I remember Mr Foley from back when I lived on Colonial Way. I can remember his time with the Scout Troop as well. My Condolences.
Paul St Onge from East Greenwich RI wrote on October 22, 2020 at 10:14 am
Thank you for providing the beautiful story of Henry Foley’s life in this morning’s Providence Journal. I still remember my Corporate Finance class from 1970. He taught me how to use the slide rule, and to this day I remember my ah ha moment as he explained interpolation. Henry was a hands on real life teacher. I remember quoting his short stories and corporate finance tidbits. He helped me a lot. Thanks for sharing his memory. Paul St Onge, CPA, Bryant BS 72, MBA 77
Tony Mignanelli from East Greenwich, RI wrote on October 22, 2020 at 8:40 am
Anne & Henry—I had the pleasure of having your father as a teacher during my years at Bryant. While I am sure many, many people have told you, your dad ranks as THE best teacher I ever had in my academic years. I graduated in ‘73 and went on to law school and even with those experiences your dad was #1 teacher for me. One of the traits I appreciated was his enthusiasm for teaching and how he “taught” students and did not lecture to them.

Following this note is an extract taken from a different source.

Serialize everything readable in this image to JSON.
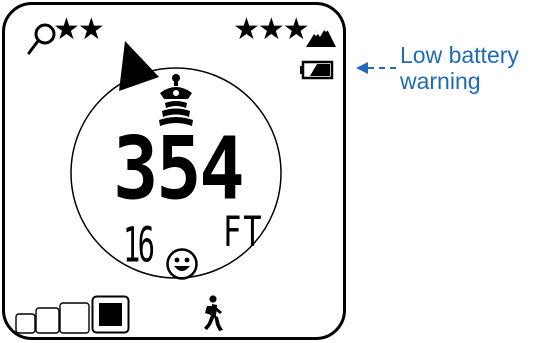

What a wonderful memory for me after all these years. I do hope that what I am assuming were wonderful family memories will sustain you during this trying time. Try to take some comfort in the fact that your dad was beloved as a teacher and because of that left a wonderful impression on all of his students—just a great legacy. All the best to both of you and your families.